Thanks, JW. I will look into the Quick Drain USA device.

If the neighbors downstairs were not also doing renovations (that they are going to move out for a while to get done), I probably wouldn't even ask them.

Thanks again.


Here you can see the drain going in. We had never done one before this so we left all the plumbing exposed for inspection and flood testing. After we had approval we filled over the drain pipe and prepped the tub deck for tile.

If your neighbor is moving out and they have dropped ceilings in the area where you are moving pipes then it might be worth asking. They are doing you a favour by letting you do this. Maybe offer up a round of golf or spa day.

They might surprise you and say no problem - go for it.

You might also tell them you will use a premium sound proofing material. If you use Noble Company's Sound Reducing membrane under your tile they won't hear you upstairs.

Anytime you drop a stack you run the risk of falling debris clogging the line. Make sure your plumber plugs the drain line with something before he snap cuts the pipe.

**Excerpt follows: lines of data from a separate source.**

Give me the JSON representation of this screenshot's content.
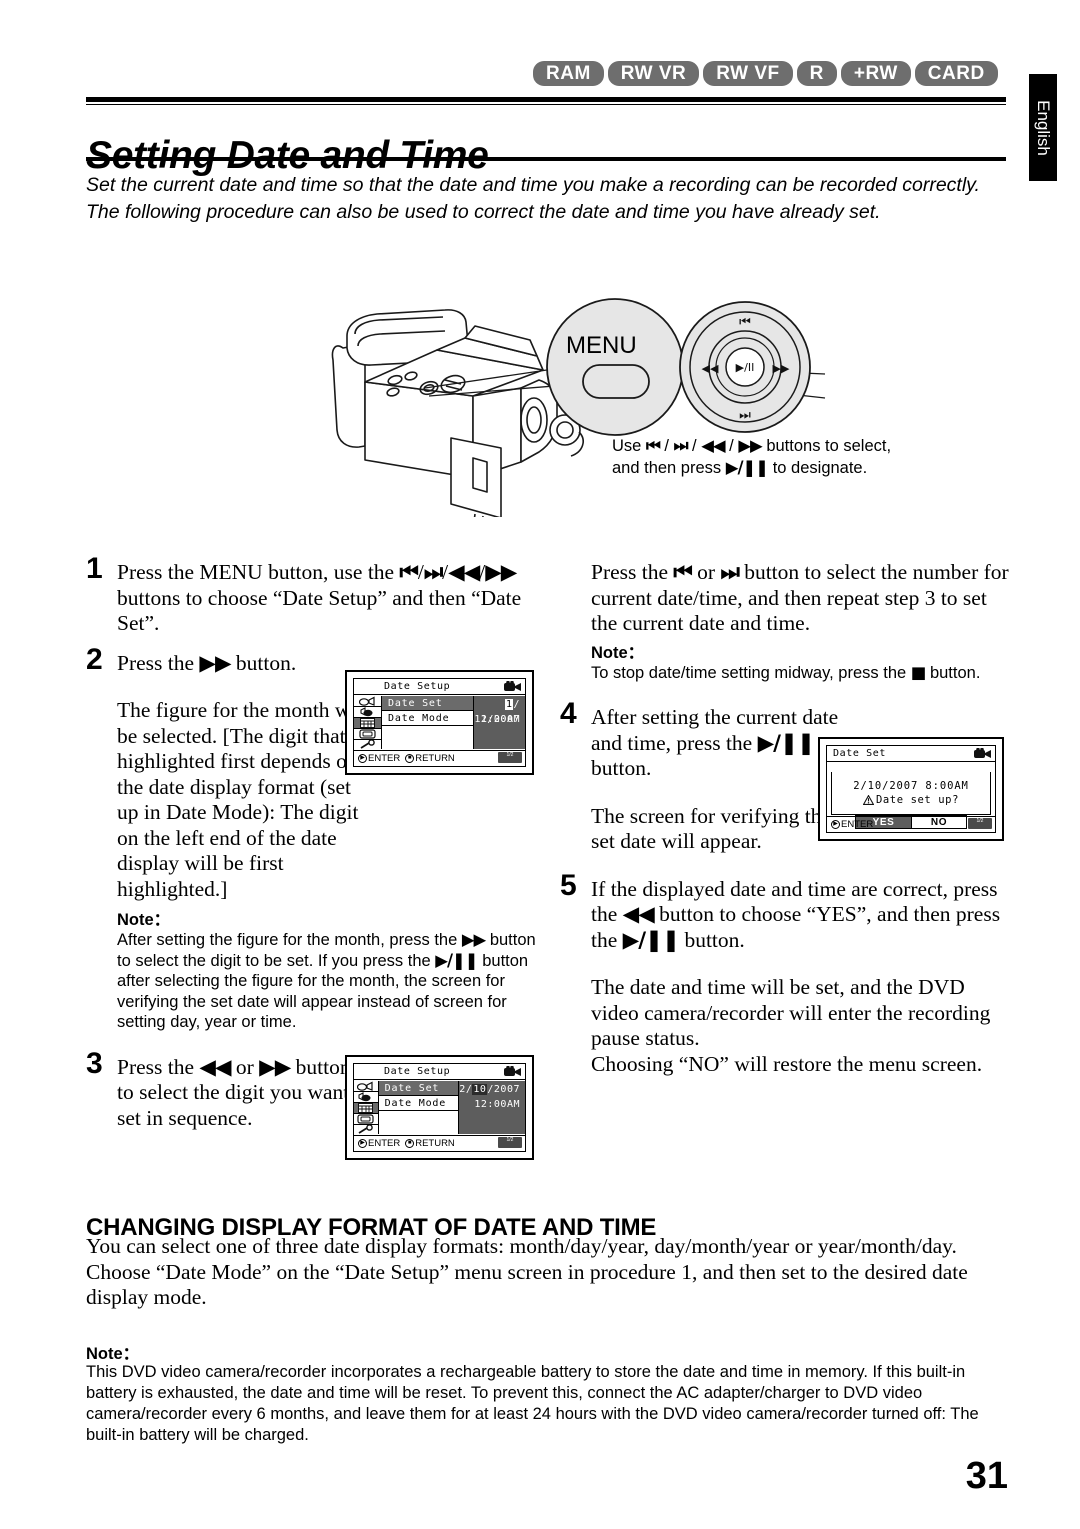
{
  "media_badges": [
    "RAM",
    "RW VR",
    "RW VF",
    "R",
    "+RW",
    "CARD"
  ],
  "language_tab": "English",
  "page_title": "Setting Date and Time",
  "intro": {
    "line1": "Set the current date and time so that the date and time you make a recording can be recorded correctly.",
    "line2": "The following procedure can also be used to correct the date and time you have already set."
  },
  "figure": {
    "menu_label": "MENU",
    "caption": "Use ⏮ / ⏭ / ◀◀ / ▶▶ buttons to select, and then press ▶/❙❙ to designate.",
    "dpad_icons": {
      "up": "skip-back-icon",
      "down": "skip-forward-icon",
      "left": "rewind-icon",
      "right": "fast-forward-icon",
      "center": "play-pause-icon"
    }
  },
  "steps": {
    "s1": {
      "num": "1",
      "text_a": "Press the MENU button, use the ",
      "icon_a": "◀◀",
      "text_b": " buttons to choose “Date Setup” and then “Date Set”."
    },
    "s2": {
      "num": "2",
      "text_a": "Press the ",
      "text_b": " button.",
      "para1": "The figure for the month will be selected. [The digit that is highlighted first depends on the date display format (set up in Date Mode): The digit on the left end of the date display will be first highlighted.]",
      "note_label": "Note：",
      "note_a": "After setting the figure for the month, press the ",
      "note_b": " button to select the digit to be set. If you press the ",
      "note_c": " button after selecting the figure for the month, the screen for verifying the set date will appear instead of screen for setting day, year or time."
    },
    "s3": {
      "num": "3",
      "text_a": "Press the ",
      "text_mid": " or ",
      "text_b": " button to select the digit you want to set in sequence."
    },
    "s3_right": {
      "text_a": "Press the ",
      "text_mid": " or ",
      "text_b": " button to select the number for current date/time, and then repeat step 3 to set the current date and time.",
      "note_label": "Note：",
      "note_a": "To stop date/time setting midway, press the ",
      "note_b": " button."
    },
    "s4": {
      "num": "4",
      "text_a": "After setting the current date and time, press the ",
      "text_b": " button.",
      "para1": "The screen for verifying the set date will appear."
    },
    "s5": {
      "num": "5",
      "text_a": "If the displayed date and time are correct, press the ",
      "text_mid": " button to choose “YES”, and then press the ",
      "text_b": " button.",
      "para1": "The date and time will be set, and the DVD video camera/recorder will enter the recording pause status.",
      "para2": "Choosing “NO” will restore the menu screen."
    }
  },
  "lcd1": {
    "title": "Date Setup",
    "rows": [
      "Date Set",
      "Date Mode"
    ],
    "value_date_prefix": "1",
    "value_date_rest": "/ 1/2007",
    "value_time": "12:00AM",
    "footer_enter": "ENTER",
    "footer_return": "RETURN",
    "corner_tag": "1/2"
  },
  "lcd2": {
    "title": "Date Setup",
    "rows": [
      "Date Set",
      "Date Mode"
    ],
    "value_date_pre": "2/",
    "value_date_hl": "10",
    "value_date_post": "/2007",
    "value_time": "12:00AM",
    "footer_enter": "ENTER",
    "footer_return": "RETURN",
    "corner_tag": "1/2"
  },
  "lcd3": {
    "title": "Date Set",
    "datetime": "2/10/2007  8:00AM",
    "question": "Date set up?",
    "warning_icon": "warning-triangle-icon",
    "yes": "YES",
    "no": "NO",
    "footer_enter": "ENTER",
    "corner_tag": "1/2"
  },
  "section": {
    "heading": "CHANGING DISPLAY FORMAT OF DATE AND TIME",
    "body": "You can select one of three date display formats: month/day/year, day/month/year or year/month/day. Choose “Date Mode” on the “Date Setup” menu screen in procedure 1, and then set to the desired date display mode."
  },
  "final_note": {
    "label": "Note：",
    "body": "This DVD video camera/recorder incorporates a rechargeable battery to store the date and time in memory. If this built-in battery is exhausted, the date and time will be reset. To prevent this, connect the AC adapter/charger to DVD video camera/recorder every 6 months, and leave them for at least 24 hours with the DVD video camera/recorder turned off: The built-in battery will be charged."
  },
  "page_number": "31"
}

Remember that you need to slip on a no-hub fitting so you will need t o factor that in to the shower floors calculations...

The drain only come in one size. I was able to make this shower larger by customizing the shower pan.

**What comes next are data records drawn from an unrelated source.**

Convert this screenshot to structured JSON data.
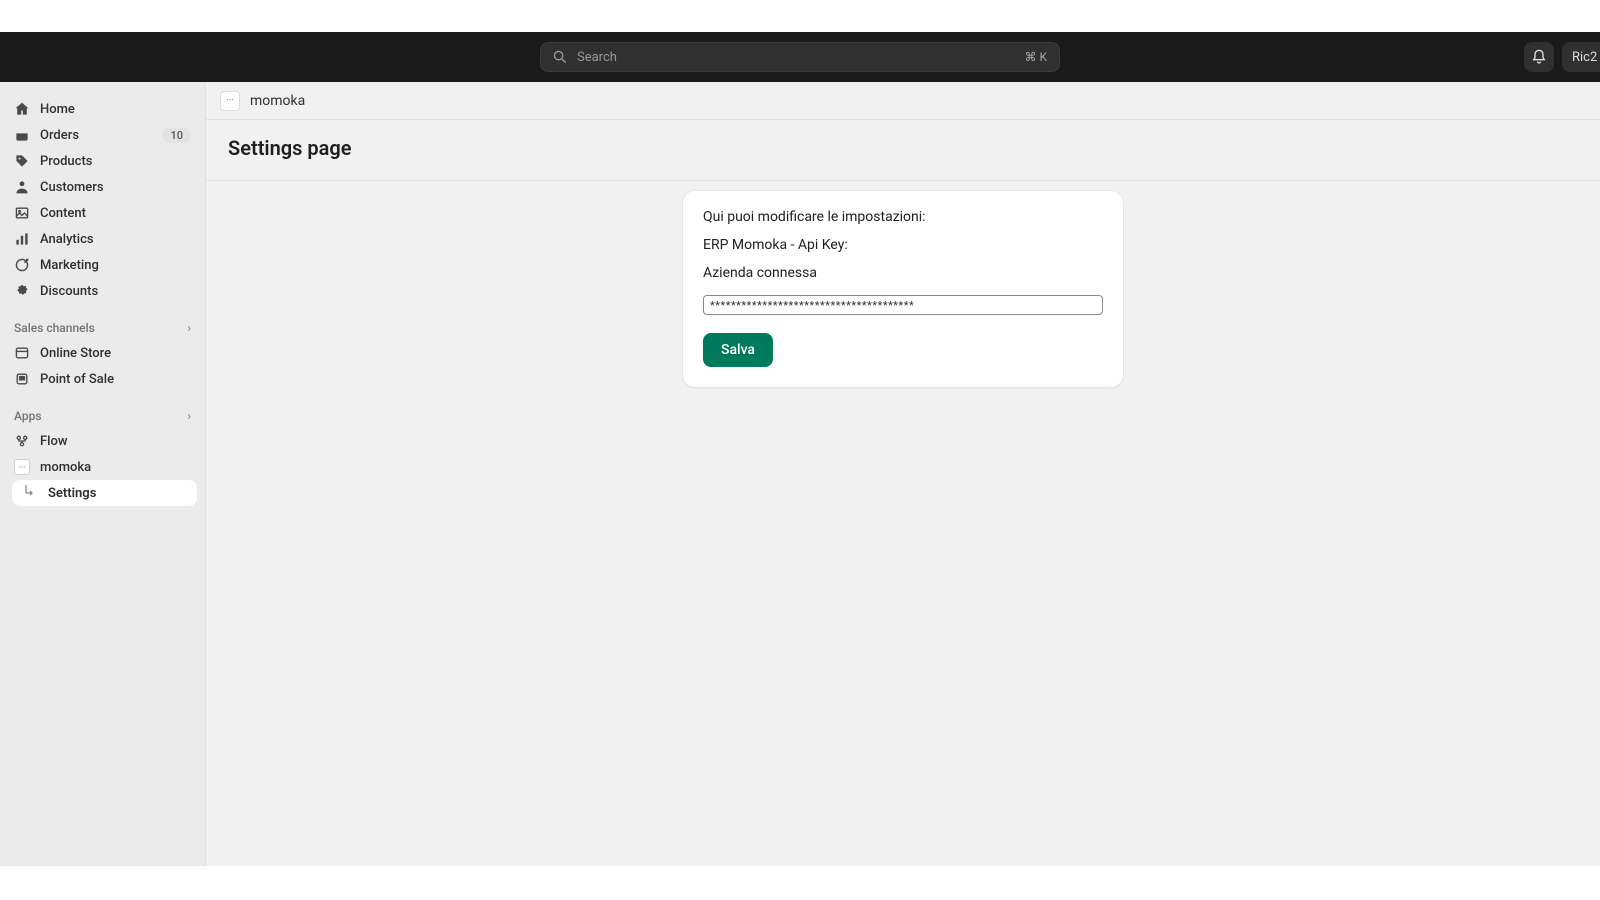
{
  "topbar": {
    "search_placeholder": "Search",
    "shortcut": "⌘ K",
    "user_label": "Ric2"
  },
  "sidebar": {
    "items": [
      {
        "label": "Home"
      },
      {
        "label": "Orders",
        "badge": "10"
      },
      {
        "label": "Products"
      },
      {
        "label": "Customers"
      },
      {
        "label": "Content"
      },
      {
        "label": "Analytics"
      },
      {
        "label": "Marketing"
      },
      {
        "label": "Discounts"
      }
    ],
    "sales_header": "Sales channels",
    "sales": [
      {
        "label": "Online Store"
      },
      {
        "label": "Point of Sale"
      }
    ],
    "apps_header": "Apps",
    "apps": [
      {
        "label": "Flow"
      },
      {
        "label": "momoka"
      }
    ],
    "sub_settings": "Settings"
  },
  "content": {
    "crumb": "momoka",
    "page_title": "Settings page",
    "card": {
      "intro": "Qui puoi modificare le impostazioni:",
      "api_label": "ERP Momoka - Api Key:",
      "company_label": "Azienda connessa",
      "api_value": "***************************************",
      "save_label": "Salva"
    }
  }
}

I installed the drain and ordered a larger strainer (tile insert) and used some custom 316 Stainless and Mapei's 315 to fill the open exposed membrane after the marble was installed.

You can see a finished picture of the steam shower here;




I used bags of setting materials to hold back the water. I later sett this flap done over the tub deck.

09-17-2012, 07:34 AM
Make sure any work you do in the high rise meets building codes. In Florida you are required to flood test the new shower for a minimum of 15 minutes but 24-72 hours is much better.

This shower we flood tested for I think three days.

The process is easy with an inflatable test plug and extension hose for the plug.


A 2" inflatable test plug works best.


This needs to slide in to test the connection of the drain to the plumbing line.


Fill with water and mark. Call for inspection. I printed of the IAPMO reports for the drain, the Noble Seal TS and the Aqua Defence used in this build.

Inspector left this for me....


09-17-2012, 07:50 PM
JW, thanks for the additional information and photographs.

I am excited about the other suggestion of the wall-mounted toilet. I found the Geberit installation video online and I think that very well may be the solution for me. It even turns out that a colleague at work just had one installed in his house so his plumber is very familiar with this.

Thanks again!!